The methodology of this study, although understandable, is not as convincing as those of many other studies reviewed on this site. The authors attempted to guess which home births were planned retrospectively, by looking at birth outcomes for babies born out of hospital or for those born in hospital where there was some indication that a home birth was planned. This is in contrast to prospective studies such as the National Birthday Trust Fund study, where women planning a home birth were recruited into the study at 37 weeks of pregnancy, and the outcomes of their pregnancies were carefully recorded specifically to provide data for the study. The authors of the paper about home births in Washington State explain in the full text of the study that they tried to guess which births were planned home births by excluding results for all women who did not fulfil low-risk criteria. Yet in fact many women who plan home births are not strictly low-risk. Of course, it could be that home births in Washington State would perform worse still if the data were more accurate - but the point is that we do not have all the data which would be needed to make a full assessment.
Personally I feel that women in Washington State, USA, should be worried about this study - was it just the study design, or is home birth there really more dangerous than it is in other parts of the developed world? However, women living elsewhere - and especially in the UK - will probably find that it has little relevance for them. The bottom line is that the overwhelming conclusion of the large body of research on home birth in Europe has shown excellent outcomes. When a large number of well-designed, relevant studies all agree with each other on the safety of planned home birth - how much weight should we really give to this one?

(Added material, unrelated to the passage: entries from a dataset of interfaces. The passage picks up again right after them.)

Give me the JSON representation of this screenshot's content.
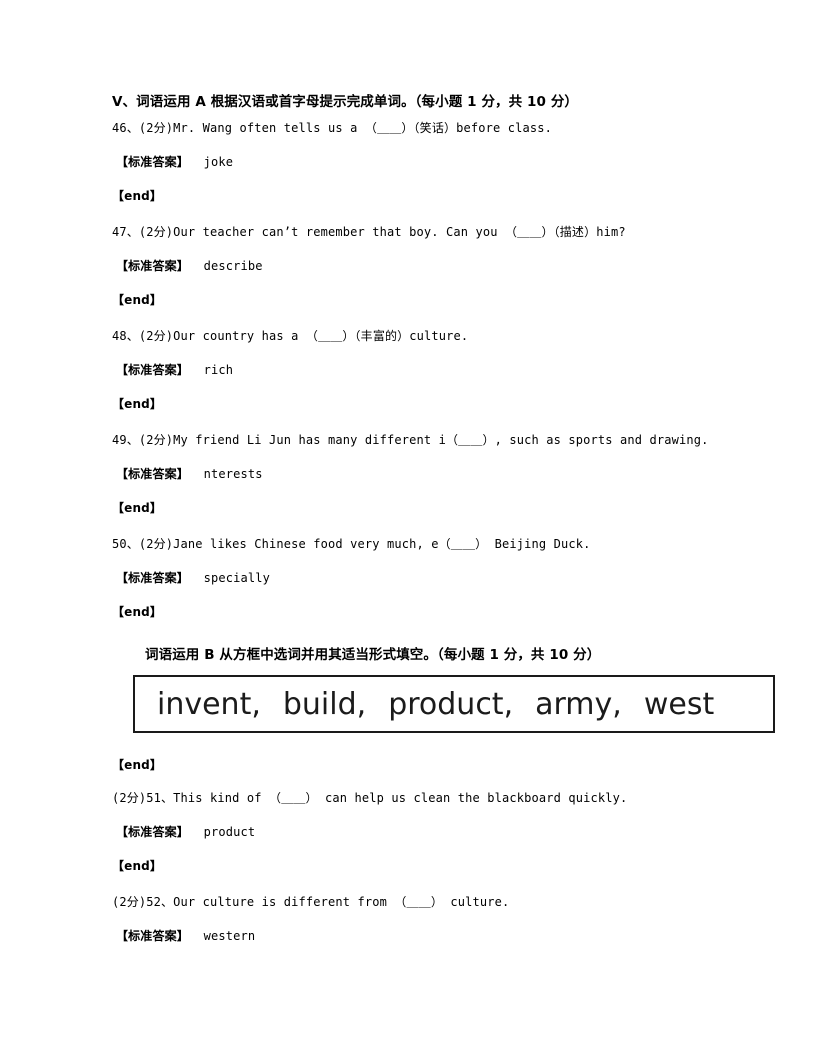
{
  "document": {
    "page_background": "#ffffff",
    "text_color": "#000000"
  },
  "section_a": {
    "heading": "Ⅴ、词语运用 A 根据汉语或首字母提示完成单词。（每小题 1 分，共 10 分）",
    "answer_label": "【标准答案】",
    "end_label": "【end】",
    "questions": [
      {
        "number": "46、",
        "points": "(2分)",
        "text_before": "Mr. Wang often tells us a （",
        "blank": "＿＿",
        "text_after": "）（笑话）before class.",
        "full_text": "46、(2分)Mr. Wang often tells us a （＿＿）（笑话）before class.",
        "answer": "joke"
      },
      {
        "number": "47、",
        "points": "(2分)",
        "full_text": "47、(2分)Our teacher can’t remember that boy. Can you （＿＿）（描述）him?",
        "answer": "describe"
      },
      {
        "number": "48、",
        "points": "(2分)",
        "full_text": "48、(2分)Our country has a （＿＿）（丰富的）culture.",
        "answer": "rich"
      },
      {
        "number": "49、",
        "points": "(2分)",
        "full_text": "49、(2分)My friend Li Jun has many different i（＿＿）, such as sports and drawing.",
        "answer": "nterests"
      },
      {
        "number": "50、",
        "points": "(2分)",
        "full_text": "50、(2分)Jane likes Chinese food very much, e（＿＿） Beijing Duck.",
        "answer": "specially"
      }
    ]
  },
  "section_b": {
    "heading": "词语运用 B 从方框中选词并用其适当形式填空。（每小题 1 分，共 10 分）",
    "word_bank": [
      "invent,",
      "build,",
      "product,",
      "army,",
      "west"
    ],
    "word_bank_border_color": "#1a1a1a",
    "word_bank_text_color": "#1b1b1b",
    "end_label_after_box": "【end】",
    "answer_label": "【标准答案】",
    "end_label": "【end】",
    "questions": [
      {
        "points": "(2分)",
        "number": "51、",
        "full_text": "(2分)51、This kind of （＿＿） can help us clean the blackboard quickly.",
        "answer": "product"
      },
      {
        "points": "(2分)",
        "number": "52、",
        "full_text": "(2分)52、Our culture is different from （＿＿） culture.",
        "answer": "western"
      }
    ]
  }
}
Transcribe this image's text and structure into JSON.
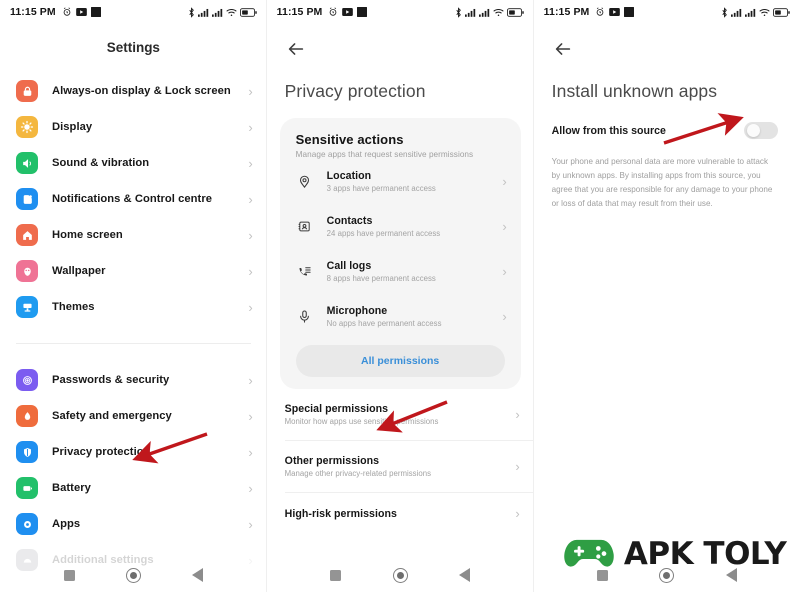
{
  "status_bar": {
    "time": "11:15 PM",
    "left_icons": [
      "alarm-icon",
      "video-icon",
      "screen-record-icon"
    ],
    "right_icons": [
      "bluetooth-icon",
      "signal-bars-1-icon",
      "signal-bars-2-icon",
      "wifi-icon",
      "battery-icon"
    ]
  },
  "colors": {
    "accent_blue": "#3a8fd8",
    "arrow_red": "#c0171c",
    "watermark_green": "#2f9e44",
    "chevron_grey": "#c2c2c2"
  },
  "panel_settings": {
    "title": "Settings",
    "groups": [
      {
        "items": [
          {
            "label": "Always-on display & Lock screen",
            "icon": "lock-icon",
            "color": "#ef6c4d"
          },
          {
            "label": "Display",
            "icon": "brightness-icon",
            "color": "#f4b73f"
          },
          {
            "label": "Sound & vibration",
            "icon": "speaker-icon",
            "color": "#22c06a"
          },
          {
            "label": "Notifications & Control centre",
            "icon": "notification-icon",
            "color": "#1f8ff0"
          },
          {
            "label": "Home screen",
            "icon": "home-icon",
            "color": "#ef6c4d"
          },
          {
            "label": "Wallpaper",
            "icon": "wallpaper-icon",
            "color": "#ef7395"
          },
          {
            "label": "Themes",
            "icon": "themes-icon",
            "color": "#1f9bf0"
          }
        ]
      },
      {
        "items": [
          {
            "label": "Passwords & security",
            "icon": "fingerprint-icon",
            "color": "#7b5cf0"
          },
          {
            "label": "Safety and emergency",
            "icon": "emergency-icon",
            "color": "#ef6c3d"
          },
          {
            "label": "Privacy protection",
            "icon": "privacy-shield-icon",
            "color": "#1f8ff0"
          },
          {
            "label": "Battery",
            "icon": "battery-icon",
            "color": "#22c06a"
          },
          {
            "label": "Apps",
            "icon": "apps-icon",
            "color": "#1f8ff0"
          },
          {
            "label": "Additional settings",
            "icon": "additional-settings-icon",
            "color": "#8e9198"
          }
        ]
      }
    ]
  },
  "panel_privacy": {
    "title": "Privacy protection",
    "back_icon": "back-arrow-icon",
    "card": {
      "heading": "Sensitive actions",
      "subheading": "Manage apps that request sensitive permissions",
      "rows": [
        {
          "title": "Location",
          "sub": "3 apps have permanent access",
          "icon": "location-pin-icon"
        },
        {
          "title": "Contacts",
          "sub": "24 apps have permanent access",
          "icon": "contacts-icon"
        },
        {
          "title": "Call logs",
          "sub": "8 apps have permanent access",
          "icon": "call-logs-icon"
        },
        {
          "title": "Microphone",
          "sub": "No apps have permanent access",
          "icon": "microphone-icon"
        }
      ],
      "all_permissions_label": "All permissions"
    },
    "other_rows": [
      {
        "title": "Special permissions",
        "sub": "Monitor how apps use sensitive permissions"
      },
      {
        "title": "Other permissions",
        "sub": "Manage other privacy-related permissions"
      },
      {
        "title": "High-risk permissions",
        "sub": ""
      }
    ]
  },
  "panel_install": {
    "title": "Install unknown apps",
    "back_icon": "back-arrow-icon",
    "allow_label": "Allow from this source",
    "toggle_state": "off",
    "warning": "Your phone and personal data are more vulnerable to attack by unknown apps. By installing apps from this source, you agree that you are responsible for any damage to your phone or loss of data that may result from their use."
  },
  "nav_bar": {
    "recents_icon": "recents-square-icon",
    "home_icon": "home-circle-icon",
    "back_icon": "back-triangle-icon"
  },
  "watermark": {
    "text": "APK TOLY",
    "icon": "gamepad-icon"
  },
  "annotations": [
    {
      "name": "arrow-to-privacy-protection",
      "target": "Privacy protection"
    },
    {
      "name": "arrow-to-special-permissions",
      "target": "Special permissions"
    },
    {
      "name": "arrow-to-allow-toggle",
      "target": "Allow from this source"
    }
  ]
}
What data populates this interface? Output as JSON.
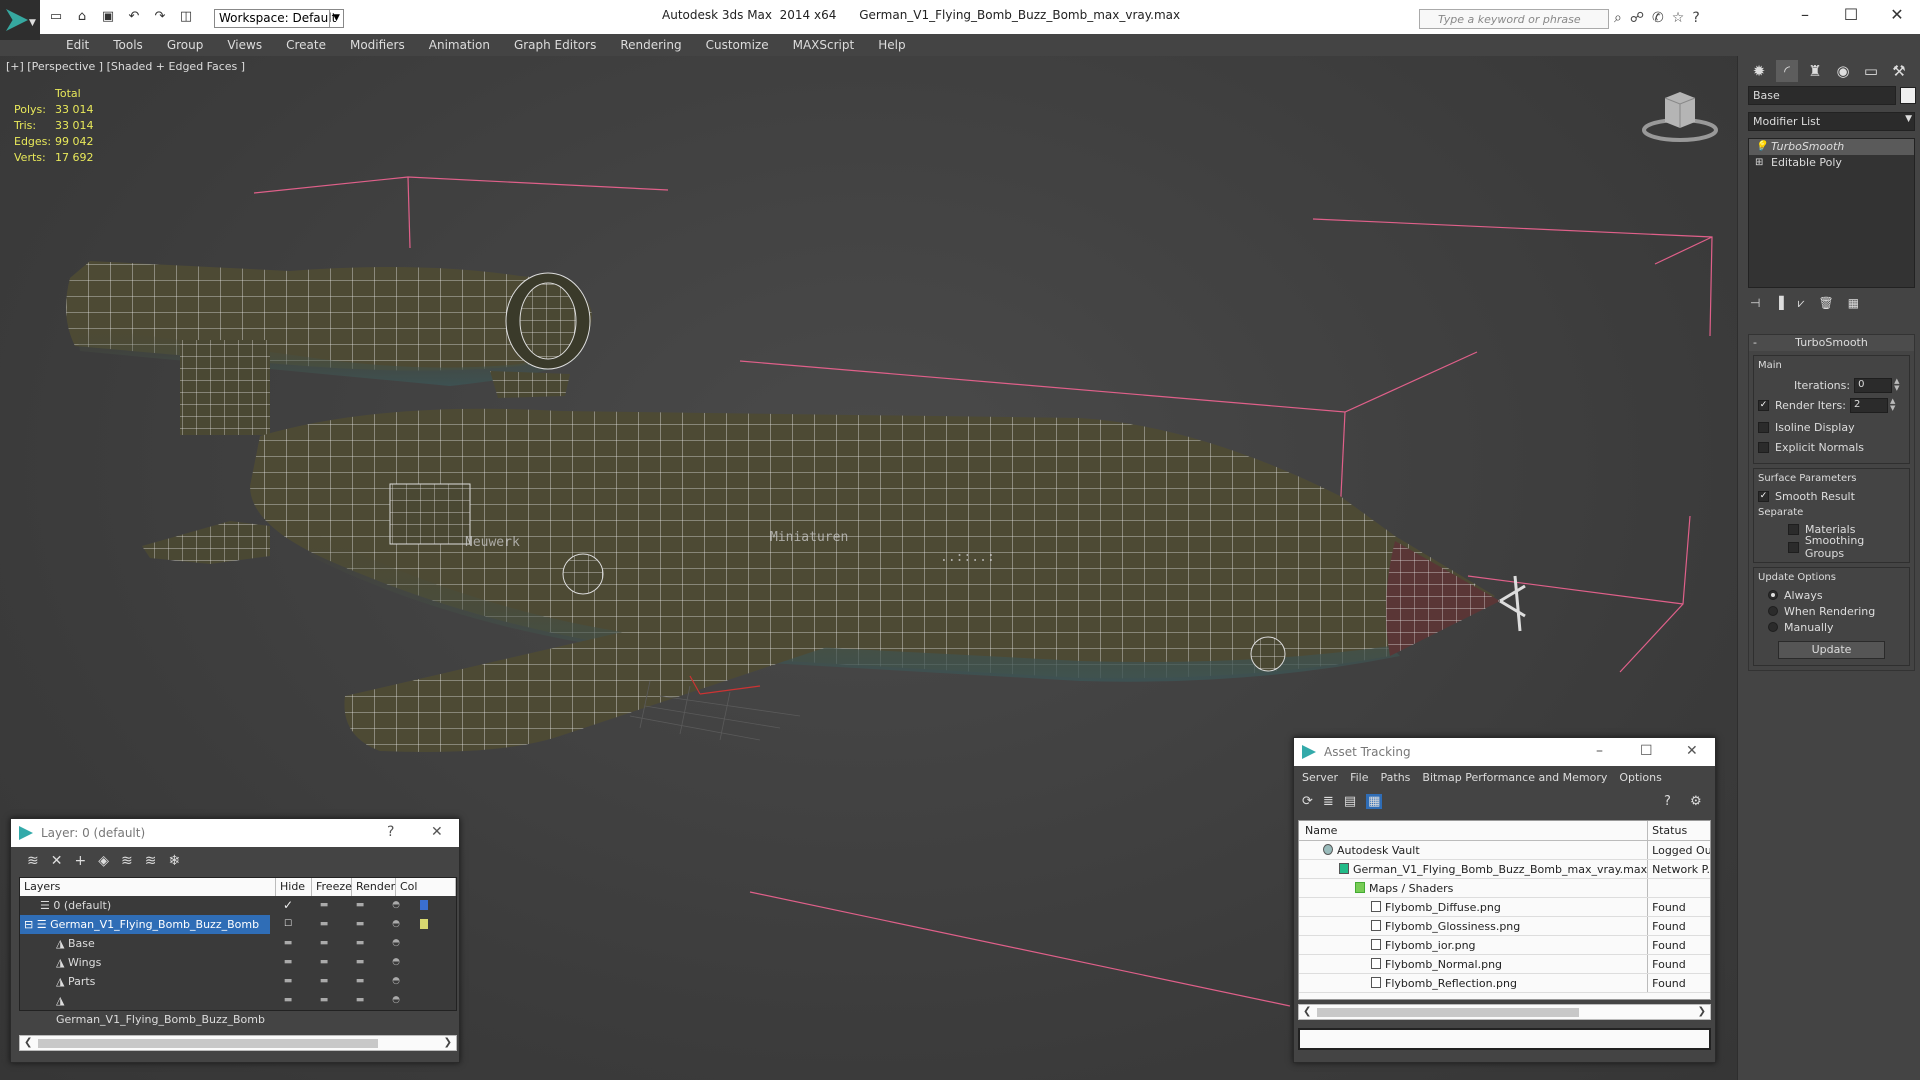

There is a comprehensive critique of this study on the website of the American College of Domiciliary Midwives.
On to Page Five of the Research Summaries